Sununu presented his redraft of protections for vulnerable adults to improve on a measure he vetoed last spring (HB 696) working with Sen. Jeb Bradley, R-Wolfeboro, on the final details.
State Rep. Renny Cushing, D-Hampton, the lawmakerwho has spent three years putting together a broad coalition for this reform, said Sununu did not consult him before coming up with a new and improved version.
“We look forward to taking a look at what he has for us,” Cushing said.
Meanwhile, Senate Democrats came quicklyout of the chute with their own plans, apackage of bills to deal with the soaringcost of prescription drugs and five bills dealing with climate change that would bring a return of the net metering and ratepayer expert support measures that Sununu vetoed last spring.
Help for NH’s ME
The Office of the Chief Medical Examiner has gone out far and wide to get fill-in help for its beleaguered, two-person medical team.
At the end of this week, Dr. Kristen Landi of the Bronx, N.Y., has arrivedhas arrived to help for a week.
Next month, Dr. Aldo Fusaro of Montanaissoula, Mont., comes in for his one-week stint.

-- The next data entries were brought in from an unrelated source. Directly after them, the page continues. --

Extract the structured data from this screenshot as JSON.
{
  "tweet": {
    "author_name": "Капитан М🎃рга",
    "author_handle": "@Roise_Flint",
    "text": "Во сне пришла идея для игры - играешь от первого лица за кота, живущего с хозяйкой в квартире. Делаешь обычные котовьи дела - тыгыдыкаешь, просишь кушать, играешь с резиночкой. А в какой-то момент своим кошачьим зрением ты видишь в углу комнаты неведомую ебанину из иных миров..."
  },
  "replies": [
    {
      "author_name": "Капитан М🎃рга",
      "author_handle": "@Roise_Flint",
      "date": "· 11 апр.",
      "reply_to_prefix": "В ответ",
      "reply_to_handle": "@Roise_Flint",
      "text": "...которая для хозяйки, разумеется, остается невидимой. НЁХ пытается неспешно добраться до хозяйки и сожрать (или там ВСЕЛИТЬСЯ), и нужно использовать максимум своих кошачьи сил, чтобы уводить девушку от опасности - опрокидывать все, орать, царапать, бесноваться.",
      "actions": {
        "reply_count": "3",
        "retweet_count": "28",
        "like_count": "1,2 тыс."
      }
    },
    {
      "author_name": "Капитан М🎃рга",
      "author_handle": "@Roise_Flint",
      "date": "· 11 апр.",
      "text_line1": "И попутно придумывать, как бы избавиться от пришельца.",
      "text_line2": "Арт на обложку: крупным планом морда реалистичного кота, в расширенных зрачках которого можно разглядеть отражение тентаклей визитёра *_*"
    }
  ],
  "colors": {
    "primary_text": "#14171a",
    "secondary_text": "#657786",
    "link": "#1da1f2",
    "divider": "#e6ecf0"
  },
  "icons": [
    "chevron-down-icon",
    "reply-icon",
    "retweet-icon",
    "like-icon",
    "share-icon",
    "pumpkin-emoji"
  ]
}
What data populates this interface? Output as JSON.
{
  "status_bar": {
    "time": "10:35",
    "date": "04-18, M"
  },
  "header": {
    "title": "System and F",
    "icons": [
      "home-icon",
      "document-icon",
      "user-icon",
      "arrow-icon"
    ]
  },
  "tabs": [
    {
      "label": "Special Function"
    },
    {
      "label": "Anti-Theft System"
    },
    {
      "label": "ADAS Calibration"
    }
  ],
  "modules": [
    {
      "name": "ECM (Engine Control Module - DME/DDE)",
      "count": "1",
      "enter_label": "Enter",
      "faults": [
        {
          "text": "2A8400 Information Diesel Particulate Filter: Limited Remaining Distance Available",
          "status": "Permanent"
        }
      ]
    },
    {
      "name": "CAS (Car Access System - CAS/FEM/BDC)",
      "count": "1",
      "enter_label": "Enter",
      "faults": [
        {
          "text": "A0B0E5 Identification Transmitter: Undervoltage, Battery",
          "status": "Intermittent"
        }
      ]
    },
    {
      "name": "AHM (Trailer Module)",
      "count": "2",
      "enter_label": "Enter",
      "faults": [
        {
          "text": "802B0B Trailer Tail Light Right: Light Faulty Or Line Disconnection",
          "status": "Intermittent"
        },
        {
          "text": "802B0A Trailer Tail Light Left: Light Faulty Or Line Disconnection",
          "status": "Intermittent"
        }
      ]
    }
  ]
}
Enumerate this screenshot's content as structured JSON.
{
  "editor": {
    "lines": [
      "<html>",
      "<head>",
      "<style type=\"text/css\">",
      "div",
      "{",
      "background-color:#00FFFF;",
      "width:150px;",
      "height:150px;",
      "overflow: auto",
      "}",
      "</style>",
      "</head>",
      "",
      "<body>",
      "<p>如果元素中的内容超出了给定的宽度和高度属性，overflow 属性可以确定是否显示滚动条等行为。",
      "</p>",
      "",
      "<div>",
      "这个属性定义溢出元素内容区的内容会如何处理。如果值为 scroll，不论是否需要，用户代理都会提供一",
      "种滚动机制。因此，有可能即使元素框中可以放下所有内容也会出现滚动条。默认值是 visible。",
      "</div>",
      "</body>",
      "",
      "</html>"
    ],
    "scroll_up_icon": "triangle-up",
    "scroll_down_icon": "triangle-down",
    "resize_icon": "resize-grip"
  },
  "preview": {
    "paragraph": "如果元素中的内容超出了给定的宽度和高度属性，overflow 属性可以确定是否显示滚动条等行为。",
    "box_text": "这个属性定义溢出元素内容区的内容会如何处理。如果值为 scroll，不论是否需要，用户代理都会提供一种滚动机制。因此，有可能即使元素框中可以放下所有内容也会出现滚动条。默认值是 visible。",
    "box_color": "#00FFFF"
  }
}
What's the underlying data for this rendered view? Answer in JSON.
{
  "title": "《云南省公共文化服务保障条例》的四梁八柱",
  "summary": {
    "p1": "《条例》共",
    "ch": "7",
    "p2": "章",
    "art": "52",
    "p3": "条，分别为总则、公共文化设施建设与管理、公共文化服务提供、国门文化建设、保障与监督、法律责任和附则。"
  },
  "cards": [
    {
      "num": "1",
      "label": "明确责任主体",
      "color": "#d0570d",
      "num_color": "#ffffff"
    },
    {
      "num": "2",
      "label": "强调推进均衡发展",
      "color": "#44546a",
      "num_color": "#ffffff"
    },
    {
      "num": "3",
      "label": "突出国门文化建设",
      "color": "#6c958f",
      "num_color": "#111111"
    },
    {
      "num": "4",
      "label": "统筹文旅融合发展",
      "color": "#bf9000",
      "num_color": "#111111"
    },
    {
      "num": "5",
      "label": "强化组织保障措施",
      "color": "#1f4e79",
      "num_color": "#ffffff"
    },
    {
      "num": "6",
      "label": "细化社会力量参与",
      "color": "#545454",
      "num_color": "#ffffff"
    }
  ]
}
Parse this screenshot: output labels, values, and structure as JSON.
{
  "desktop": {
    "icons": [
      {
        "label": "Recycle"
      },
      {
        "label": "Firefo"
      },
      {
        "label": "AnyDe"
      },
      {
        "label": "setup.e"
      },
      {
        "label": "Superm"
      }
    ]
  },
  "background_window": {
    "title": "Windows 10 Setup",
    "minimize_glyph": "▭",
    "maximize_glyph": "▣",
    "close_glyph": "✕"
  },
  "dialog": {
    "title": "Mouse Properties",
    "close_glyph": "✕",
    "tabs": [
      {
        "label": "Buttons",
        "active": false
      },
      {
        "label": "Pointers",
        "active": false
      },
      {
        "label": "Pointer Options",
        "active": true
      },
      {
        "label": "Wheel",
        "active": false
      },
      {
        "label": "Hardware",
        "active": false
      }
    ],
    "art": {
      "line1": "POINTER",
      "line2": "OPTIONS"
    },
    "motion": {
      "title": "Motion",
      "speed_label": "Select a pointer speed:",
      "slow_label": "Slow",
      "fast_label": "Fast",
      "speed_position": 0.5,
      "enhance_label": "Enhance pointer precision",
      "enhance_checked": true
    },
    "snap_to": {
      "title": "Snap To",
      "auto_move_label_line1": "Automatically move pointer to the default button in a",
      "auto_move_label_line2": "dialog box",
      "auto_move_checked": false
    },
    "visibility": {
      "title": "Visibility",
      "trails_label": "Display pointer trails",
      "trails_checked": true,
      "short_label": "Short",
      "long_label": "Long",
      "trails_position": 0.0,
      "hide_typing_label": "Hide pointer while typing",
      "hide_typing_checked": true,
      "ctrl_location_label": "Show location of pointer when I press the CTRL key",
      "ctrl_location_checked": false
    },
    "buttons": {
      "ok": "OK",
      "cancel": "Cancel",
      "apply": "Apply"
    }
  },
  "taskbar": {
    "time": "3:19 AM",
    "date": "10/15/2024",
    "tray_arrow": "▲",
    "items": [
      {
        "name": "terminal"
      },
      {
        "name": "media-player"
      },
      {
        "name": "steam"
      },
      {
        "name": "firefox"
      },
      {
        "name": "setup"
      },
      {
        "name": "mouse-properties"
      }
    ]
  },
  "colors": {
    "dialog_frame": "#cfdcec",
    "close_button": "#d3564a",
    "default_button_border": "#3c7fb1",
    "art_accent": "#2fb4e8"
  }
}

Then in early December, Dr. Mitchell Weinberg of Edmonton, Canada, makes the long trek east for his own weeklong work stretch.
Each will be paid $10,000 for their efforts.
All of this is because the office does more than 500 autopsies a year and right now the only ones on staff to do them are Chief Medical Examiner Dr. Jennie Duval and Associate Examiner Dr. Christine Jones.
According to national accreditationstandards, medical examiners should not do more than 250 autopsies a year.
“The position of deputy chief medical examiner has been vacant for some time and the department remains active in recruiting for this position,” said Attorney General Gordon J. MacDonald.
A children’s champion
for children passes
Few in the rough-and-tumble political world would get the tributes that came from across the spectrum when we first tweeted the sad passing of former 11-term state Rep. Mary Stuart Gile, D-Concord.
If the state ever gets a paid family and medical leave law, advocates vow to name it after her.
“She was the embodiment of quiet grace in the midst of an often bumptious House,” recalled ex-Rep. Peter Sullivan, D-Manchester.
During four years a As HHS communications chief, conservative Greg Moore worked with Gile, who was the ex-chairman or ranking Democrat on the House Children and Family Law Committee.
“She was a delight to work with, she had such class and a real gravitas among the members as someone they looked to for leadership and maturity,” Moore said.
Council returns to Concord
The Executive Council ends its round-trip tour with a business meeting back at the State House in Concord.
This is the first since Councilor Russell Prescott, R-Exeter, pleaded with Democratic colleagues to reconsider their rejection of AG MacDonald as chief justice of the New Hampshire Supreme Court.
Prescott said he’s in no hurry but there’s nary a sign any of the trio that opposed MacDonald last July are having second thoughts.